'The explanation might date back to humans' hunter-gatherer days, when women were the primary gatherers and would have benefited from an ability to home in on ripe, red fruits. Culture may exploit and compound this natural female preference', says Professor Anya Hurlbert, Professor of Visual Neuroscience at Newcastle University.
The study, which is published in the latest issue of Current Biology, provides new scientific evidence in support of the long-held notion that men and women differ when it comes to their favourite colours.
'Although we expected to find gender differences, we were surprised at how robust they were, given the simplicity of our test,' says Professor Hurlbert.
The study is the first to show that colour preference can be broken down into two elements: red-greenness and blue-yellowness. These are the biological mechanisms that underlie colour. Girls and boys differ in the emphasis they give to these two fundamental components.

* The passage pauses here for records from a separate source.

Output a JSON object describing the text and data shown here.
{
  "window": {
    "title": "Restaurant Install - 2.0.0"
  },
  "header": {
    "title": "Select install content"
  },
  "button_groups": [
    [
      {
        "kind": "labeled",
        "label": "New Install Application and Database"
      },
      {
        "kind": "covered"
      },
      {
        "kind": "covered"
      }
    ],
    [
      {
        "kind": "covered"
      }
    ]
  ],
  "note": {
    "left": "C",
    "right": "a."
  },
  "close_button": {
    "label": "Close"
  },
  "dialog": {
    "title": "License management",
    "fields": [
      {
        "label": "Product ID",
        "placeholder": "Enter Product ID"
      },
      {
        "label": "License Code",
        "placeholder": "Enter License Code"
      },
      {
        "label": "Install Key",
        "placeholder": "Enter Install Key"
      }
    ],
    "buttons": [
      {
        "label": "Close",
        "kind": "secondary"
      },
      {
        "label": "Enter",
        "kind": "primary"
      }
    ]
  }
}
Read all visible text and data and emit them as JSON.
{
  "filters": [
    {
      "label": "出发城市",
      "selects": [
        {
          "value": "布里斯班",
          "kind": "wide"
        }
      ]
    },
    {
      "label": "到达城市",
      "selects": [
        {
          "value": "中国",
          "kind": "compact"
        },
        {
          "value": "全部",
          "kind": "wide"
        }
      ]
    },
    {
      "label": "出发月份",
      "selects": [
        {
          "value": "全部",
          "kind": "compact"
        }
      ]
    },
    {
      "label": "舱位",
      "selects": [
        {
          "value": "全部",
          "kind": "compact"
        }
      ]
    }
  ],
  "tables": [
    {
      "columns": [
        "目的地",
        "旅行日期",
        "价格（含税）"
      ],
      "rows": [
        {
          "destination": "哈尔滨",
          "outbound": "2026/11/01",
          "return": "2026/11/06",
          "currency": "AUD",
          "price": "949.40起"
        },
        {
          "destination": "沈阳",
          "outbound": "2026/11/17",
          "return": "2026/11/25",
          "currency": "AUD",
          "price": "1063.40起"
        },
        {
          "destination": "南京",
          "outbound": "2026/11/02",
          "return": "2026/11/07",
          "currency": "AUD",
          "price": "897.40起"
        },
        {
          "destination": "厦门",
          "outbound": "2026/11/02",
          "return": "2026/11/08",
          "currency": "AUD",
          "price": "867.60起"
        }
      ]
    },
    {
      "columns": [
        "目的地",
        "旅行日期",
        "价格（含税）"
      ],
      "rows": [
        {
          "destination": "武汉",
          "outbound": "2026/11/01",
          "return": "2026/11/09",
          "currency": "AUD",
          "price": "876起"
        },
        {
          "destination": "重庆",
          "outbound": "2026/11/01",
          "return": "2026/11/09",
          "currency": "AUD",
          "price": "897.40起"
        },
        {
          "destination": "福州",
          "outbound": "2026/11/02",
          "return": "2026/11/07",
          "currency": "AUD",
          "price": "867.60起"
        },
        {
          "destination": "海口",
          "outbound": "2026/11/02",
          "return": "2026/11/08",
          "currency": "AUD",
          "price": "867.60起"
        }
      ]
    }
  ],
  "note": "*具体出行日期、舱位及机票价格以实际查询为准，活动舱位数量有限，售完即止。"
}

In the test, young adult men and women were asked to select, as rapidly as possible, their preferred colour from each of a series of paired, coloured rectangles.
While the test revealed that the universal favourite colour appears to be blue , the researchers found that females had a preference for the red end of the red-green axis.
'This shifts their colour preference slightly away from blue towards red, which tends to make pinks and lilacs the most preferred colours in comparison with others,' says Professor Hurlbert, who carried out the study along with research associate, Dr Yazhu Ling.
The test included a small group of Chinese people among the other 171 British Caucasian study participants to establish whether gender differences in colour preference depend more on biology or culture. According to Professor Hurlbert, the results among the Chinese participants were similar, strengthening the idea that the gender differences might be biological.
Overall, the differences between men and women were substantial enough that the seasoned researchers can now usually predict the sex of a participant based on their 'favourite colour' profile.
The researchers plan to modify the colour-choice test for infants to further test the 'nature versus nurture' theory.
However, Professor Hurlbert says she could only speculate about the universal preference for blue: 'Here again, I would favour evolutionary arguments. Going back to our 'savannah' days, we would have a natural preference for a clear blue sky, because it signalled good weather. Clear blue also signals a good water source', she says.
Reproduced with permission of Current Biology
published on: 20th August 2007